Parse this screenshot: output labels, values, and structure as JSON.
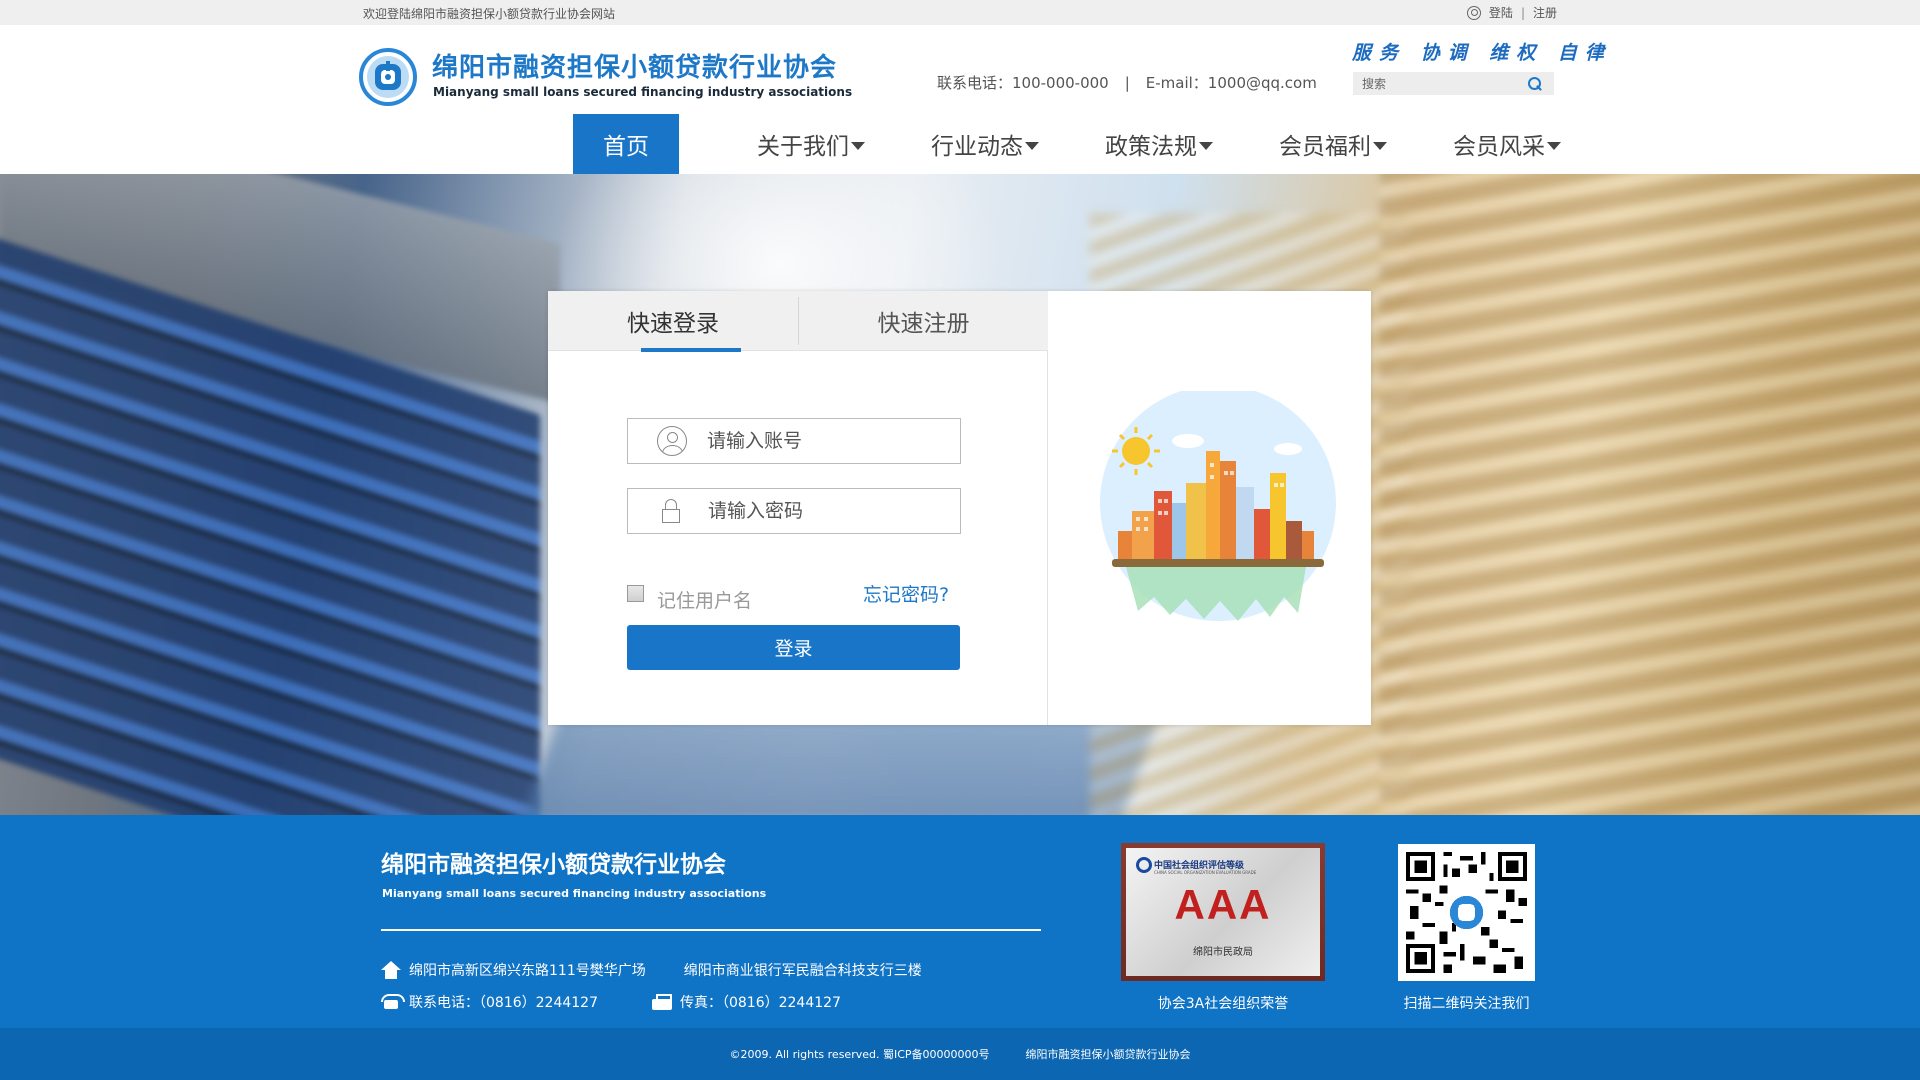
{
  "topbar": {
    "welcome": "欢迎登陆绵阳市融资担保小额贷款行业协会网站",
    "login": "登陆",
    "separator": "|",
    "register": "注册"
  },
  "header": {
    "brand_cn": "绵阳市融资担保小额贷款行业协会",
    "brand_en": "Mianyang small loans secured financing industry associations",
    "slogan": "服务 协调 维权 自律",
    "phone_label": "联系电话：100-000-000",
    "pipe": "|",
    "email_label": "E-mail：1000@qq.com",
    "search_placeholder": "搜索"
  },
  "nav": {
    "items": [
      {
        "label": "首页",
        "active": true
      },
      {
        "label": "关于我们"
      },
      {
        "label": "行业动态"
      },
      {
        "label": "政策法规"
      },
      {
        "label": "会员福利"
      },
      {
        "label": "会员风采"
      }
    ]
  },
  "login": {
    "tabs": [
      {
        "label": "快速登录",
        "active": true
      },
      {
        "label": "快速注册"
      }
    ],
    "account_placeholder": "请输入账号",
    "password_placeholder": "请输入密码",
    "remember_label": "记住用户名",
    "remember_checked": false,
    "forgot_label": "忘记密码?",
    "submit_label": "登录"
  },
  "footer": {
    "brand_cn": "绵阳市融资担保小额贷款行业协会",
    "brand_en": "Mianyang small loans secured financing industry associations",
    "address1": "绵阳市高新区绵兴东路111号樊华广场",
    "address2": "绵阳市商业银行军民融合科技支行三楼",
    "phone": "联系电话：（0816）2244127",
    "fax": "传真：（0816）2244127",
    "cert": {
      "title": "中国社会组织评估等级",
      "subtitle": "CHINA SOCIAL ORGANIZATION EVALUATION GRADE",
      "grade": "AAA",
      "issuer": "绵阳市民政局"
    },
    "cert_caption": "协会3A社会组织荣誉",
    "qr_caption": "扫描二维码关注我们",
    "copyright": "©2009. All rights reserved. 蜀ICP备00000000号",
    "copyright_org": "绵阳市融资担保小额贷款行业协会"
  },
  "colors": {
    "primary": "#1975c8",
    "footer_bg": "#0f73c6",
    "copyright_bg": "#0d66b1",
    "topbar_bg": "#efefef",
    "cert_red": "#c21f1f"
  },
  "icons": {
    "top_login": "user-circle-icon",
    "search": "search-icon",
    "nav_caret": "caret-down-icon",
    "account": "user-icon",
    "password": "lock-icon",
    "address": "home-icon",
    "phone": "telephone-icon",
    "fax": "fax-icon"
  }
}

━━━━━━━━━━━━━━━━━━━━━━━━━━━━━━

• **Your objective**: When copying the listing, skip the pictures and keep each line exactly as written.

• **Answer area**:
Parse this screenshot: output labels, values, and structure as JSON.
{
  "topbar": {
    "welcome": "欢迎登陆绵阳市融资担保小额贷款行业协会网站",
    "login": "登陆",
    "separator": "|",
    "register": "注册"
  },
  "header": {
    "brand_cn": "绵阳市融资担保小额贷款行业协会",
    "brand_en": "Mianyang small loans secured financing industry associations",
    "slogan": "服务 协调 维权 自律",
    "phone_label": "联系电话：100-000-000",
    "pipe": "|",
    "email_label": "E-mail：1000@qq.com",
    "search_placeholder": "搜索"
  },
  "nav": {
    "items": [
      {
        "label": "首页",
        "active": true
      },
      {
        "label": "关于我们"
      },
      {
        "label": "行业动态"
      },
      {
        "label": "政策法规"
      },
      {
        "label": "会员福利"
      },
      {
        "label": "会员风采"
      }
    ]
  },
  "login": {
    "tabs": [
      {
        "label": "快速登录",
        "active": true
      },
      {
        "label": "快速注册"
      }
    ],
    "account_placeholder": "请输入账号",
    "password_placeholder": "请输入密码",
    "remember_label": "记住用户名",
    "remember_checked": false,
    "forgot_label": "忘记密码?",
    "submit_label": "登录"
  },
  "footer": {
    "brand_cn": "绵阳市融资担保小额贷款行业协会",
    "brand_en": "Mianyang small loans secured financing industry associations",
    "address1": "绵阳市高新区绵兴东路111号樊华广场",
    "address2": "绵阳市商业银行军民融合科技支行三楼",
    "phone": "联系电话：（0816）2244127",
    "fax": "传真：（0816）2244127",
    "cert": {
      "title": "中国社会组织评估等级",
      "subtitle": "CHINA SOCIAL ORGANIZATION EVALUATION GRADE",
      "grade": "AAA",
      "issuer": "绵阳市民政局"
    },
    "cert_caption": "协会3A社会组织荣誉",
    "qr_caption": "扫描二维码关注我们",
    "copyright": "©2009. All rights reserved. 蜀ICP备00000000号",
    "copyright_org": "绵阳市融资担保小额贷款行业协会"
  },
  "colors": {
    "primary": "#1975c8",
    "footer_bg": "#0f73c6",
    "copyright_bg": "#0d66b1",
    "topbar_bg": "#efefef",
    "cert_red": "#c21f1f"
  },
  "icons": {
    "top_login": "user-circle-icon",
    "search": "search-icon",
    "nav_caret": "caret-down-icon",
    "account": "user-icon",
    "password": "lock-icon",
    "address": "home-icon",
    "phone": "telephone-icon",
    "fax": "fax-icon"
  }
}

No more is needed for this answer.